  • Look at the condo association. Do your research by looking into the condo association's reviews as well as their finances.
  • Work with a knowledgeable real estate agent. They will be able to honestly tell you if the condo is a solid investment.
  • Find a professional inspector. They will let you know if there are any problems with the condo and whether or not these problems are easily fixable.
  • Tour the grounds. Talk to residents and look around the grounds to see if the building and outside structures are well-kept.

Expert Insight on Purchasing a Condo

MoneyGeek spoke with these experts, who provided insight on purchasing a condo. They gave insider information that those purchasing a condo can weigh when deciding whether or not to make a purchase.

  1. What tips do you have for someone who is purchasing a condo?
  2. Is purchasing a condo a good first step for eventually buying a home? Why or why not?
Ken H. Johnson, Ph.D.
Ken H. Johnson, Ph.D.Associate Dean & Investments Limited Professor at Florida Atlantic University
Cliff Auerswald
Cliff AuerswaldPresident of All Reverse Mortgage, Inc.
Jim Pendergast
Jim PendergastSVP of AltLINE Sobanco

Resources for Purchasing a Condo

With these resources, you can figure out if you would like to make the leap and purchase a condo. Look into each one to help you make your decision.

  • Mortgage Calculator: Use the mortgage calculator to determine what your monthly mortgage payment will be depending on the value of the home, your down payment and your interest rate for your loan.
  • Finder: Compare different mortgage rates for condos to see which lender you’d eventually like to go with for your purchase.
  • U.S. Department of Veterans Affairs: Do your research on VA home loans and apply for a VA home loan Certificate of Eligibility (COE), which is the first step to getting a VA-backed condo loan.
  • USDAloans.com: Apply for USDA loans from the government and see if you’re able to get approved for this type of loan to buy a condo.
  • HUD.gov: Use this tool to find a list of FHA-approved condominium projects by name, location, or status.

About Kylie Ora Lobell

Kylie Ora Lobell headshot

Kylie Ora Lobell is an award-winning writer and the president of KOL Digital Marketing. She has over 10 years of experience writing about personal finance, legal and business, with bylines in The Washington Post, the L.A. Times, The Jewish Journal of Los Angeles and New York Magazine, among others. She also writes personal finance content for MoneyGeek.
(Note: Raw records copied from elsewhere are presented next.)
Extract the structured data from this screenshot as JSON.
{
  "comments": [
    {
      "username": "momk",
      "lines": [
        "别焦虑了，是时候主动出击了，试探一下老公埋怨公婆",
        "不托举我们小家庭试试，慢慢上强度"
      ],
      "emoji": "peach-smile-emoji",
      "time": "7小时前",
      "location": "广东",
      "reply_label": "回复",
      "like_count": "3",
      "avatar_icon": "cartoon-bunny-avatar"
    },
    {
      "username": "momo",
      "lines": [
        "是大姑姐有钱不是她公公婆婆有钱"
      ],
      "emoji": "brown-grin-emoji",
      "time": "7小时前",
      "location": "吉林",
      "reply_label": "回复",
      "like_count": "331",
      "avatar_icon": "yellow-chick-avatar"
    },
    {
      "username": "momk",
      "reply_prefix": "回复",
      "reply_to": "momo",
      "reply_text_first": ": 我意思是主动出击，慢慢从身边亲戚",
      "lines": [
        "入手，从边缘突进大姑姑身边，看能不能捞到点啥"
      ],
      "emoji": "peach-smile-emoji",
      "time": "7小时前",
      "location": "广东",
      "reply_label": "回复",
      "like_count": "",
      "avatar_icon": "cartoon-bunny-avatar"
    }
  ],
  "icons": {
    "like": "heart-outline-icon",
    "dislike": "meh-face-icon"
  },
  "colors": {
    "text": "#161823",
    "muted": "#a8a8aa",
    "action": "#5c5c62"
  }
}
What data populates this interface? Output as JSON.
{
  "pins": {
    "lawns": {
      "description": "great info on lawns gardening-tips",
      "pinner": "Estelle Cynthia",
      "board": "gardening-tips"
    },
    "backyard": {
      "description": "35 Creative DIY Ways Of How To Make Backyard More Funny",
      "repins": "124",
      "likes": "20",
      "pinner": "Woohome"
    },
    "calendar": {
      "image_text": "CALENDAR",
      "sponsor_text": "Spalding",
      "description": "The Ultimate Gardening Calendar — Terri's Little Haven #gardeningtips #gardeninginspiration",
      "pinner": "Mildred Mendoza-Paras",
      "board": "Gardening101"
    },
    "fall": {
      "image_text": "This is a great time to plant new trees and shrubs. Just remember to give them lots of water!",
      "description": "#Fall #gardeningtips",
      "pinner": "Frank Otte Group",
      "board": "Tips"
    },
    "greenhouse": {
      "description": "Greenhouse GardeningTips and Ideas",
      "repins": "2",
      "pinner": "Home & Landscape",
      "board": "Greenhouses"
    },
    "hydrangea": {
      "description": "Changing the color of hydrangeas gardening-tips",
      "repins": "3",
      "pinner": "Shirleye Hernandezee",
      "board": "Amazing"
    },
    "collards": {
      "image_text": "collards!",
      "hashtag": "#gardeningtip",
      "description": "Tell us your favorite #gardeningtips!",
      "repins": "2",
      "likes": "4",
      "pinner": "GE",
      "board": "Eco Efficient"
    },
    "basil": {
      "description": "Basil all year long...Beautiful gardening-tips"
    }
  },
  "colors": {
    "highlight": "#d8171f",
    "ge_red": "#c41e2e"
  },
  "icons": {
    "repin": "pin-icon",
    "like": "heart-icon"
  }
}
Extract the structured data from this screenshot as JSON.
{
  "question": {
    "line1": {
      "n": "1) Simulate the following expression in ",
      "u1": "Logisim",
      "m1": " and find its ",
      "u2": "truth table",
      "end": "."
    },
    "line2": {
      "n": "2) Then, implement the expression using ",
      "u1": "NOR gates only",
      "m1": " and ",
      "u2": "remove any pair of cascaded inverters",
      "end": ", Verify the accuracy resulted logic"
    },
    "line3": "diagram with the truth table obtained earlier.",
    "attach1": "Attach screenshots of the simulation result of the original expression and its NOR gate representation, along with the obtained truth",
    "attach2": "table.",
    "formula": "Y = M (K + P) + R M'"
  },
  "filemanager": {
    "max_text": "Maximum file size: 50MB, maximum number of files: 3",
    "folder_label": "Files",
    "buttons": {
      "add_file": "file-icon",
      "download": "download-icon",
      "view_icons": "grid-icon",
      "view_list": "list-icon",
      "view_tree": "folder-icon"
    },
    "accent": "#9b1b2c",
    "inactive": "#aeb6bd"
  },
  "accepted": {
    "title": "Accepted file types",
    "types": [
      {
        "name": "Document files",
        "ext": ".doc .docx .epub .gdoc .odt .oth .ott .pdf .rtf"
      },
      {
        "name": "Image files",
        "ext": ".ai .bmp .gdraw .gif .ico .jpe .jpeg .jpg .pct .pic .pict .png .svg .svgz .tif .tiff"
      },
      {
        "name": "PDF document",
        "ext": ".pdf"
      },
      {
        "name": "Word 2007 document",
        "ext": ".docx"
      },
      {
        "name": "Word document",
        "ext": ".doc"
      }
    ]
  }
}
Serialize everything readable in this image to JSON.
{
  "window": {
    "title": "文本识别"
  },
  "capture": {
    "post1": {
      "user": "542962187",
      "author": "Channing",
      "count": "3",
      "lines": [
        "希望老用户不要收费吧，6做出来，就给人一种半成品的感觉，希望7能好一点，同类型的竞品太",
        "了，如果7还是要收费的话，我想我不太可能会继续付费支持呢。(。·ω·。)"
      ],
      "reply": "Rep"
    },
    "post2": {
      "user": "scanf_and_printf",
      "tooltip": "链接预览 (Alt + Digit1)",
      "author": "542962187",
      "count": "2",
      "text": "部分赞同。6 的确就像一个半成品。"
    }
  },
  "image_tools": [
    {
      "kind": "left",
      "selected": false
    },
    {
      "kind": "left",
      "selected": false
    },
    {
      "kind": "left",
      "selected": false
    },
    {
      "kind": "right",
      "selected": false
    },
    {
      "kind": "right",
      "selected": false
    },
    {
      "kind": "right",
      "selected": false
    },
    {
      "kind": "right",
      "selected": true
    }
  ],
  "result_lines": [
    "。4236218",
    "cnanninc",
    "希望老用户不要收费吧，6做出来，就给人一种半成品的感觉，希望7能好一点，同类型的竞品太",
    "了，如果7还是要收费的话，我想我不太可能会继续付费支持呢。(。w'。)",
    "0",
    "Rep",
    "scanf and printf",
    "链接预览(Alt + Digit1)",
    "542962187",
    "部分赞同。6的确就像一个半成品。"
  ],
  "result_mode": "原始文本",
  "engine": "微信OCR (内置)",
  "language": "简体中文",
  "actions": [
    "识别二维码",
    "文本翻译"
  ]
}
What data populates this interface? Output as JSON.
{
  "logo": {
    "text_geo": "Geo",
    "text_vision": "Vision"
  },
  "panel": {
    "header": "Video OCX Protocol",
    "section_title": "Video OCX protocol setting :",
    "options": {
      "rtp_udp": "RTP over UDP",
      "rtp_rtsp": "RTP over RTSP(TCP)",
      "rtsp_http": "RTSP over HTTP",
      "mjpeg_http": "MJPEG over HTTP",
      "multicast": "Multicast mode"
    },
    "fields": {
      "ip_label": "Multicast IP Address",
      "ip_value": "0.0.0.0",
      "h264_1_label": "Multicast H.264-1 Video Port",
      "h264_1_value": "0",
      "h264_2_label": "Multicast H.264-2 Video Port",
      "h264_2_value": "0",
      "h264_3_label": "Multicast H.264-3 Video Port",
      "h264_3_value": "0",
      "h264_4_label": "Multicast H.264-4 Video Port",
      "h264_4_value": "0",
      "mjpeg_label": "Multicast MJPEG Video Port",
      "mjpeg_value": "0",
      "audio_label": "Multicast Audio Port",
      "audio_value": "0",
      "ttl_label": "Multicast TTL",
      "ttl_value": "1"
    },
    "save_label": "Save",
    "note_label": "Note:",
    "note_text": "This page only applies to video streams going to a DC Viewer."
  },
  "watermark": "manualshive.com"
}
Lobell has a journalism degree from The State University of New York at Purchase.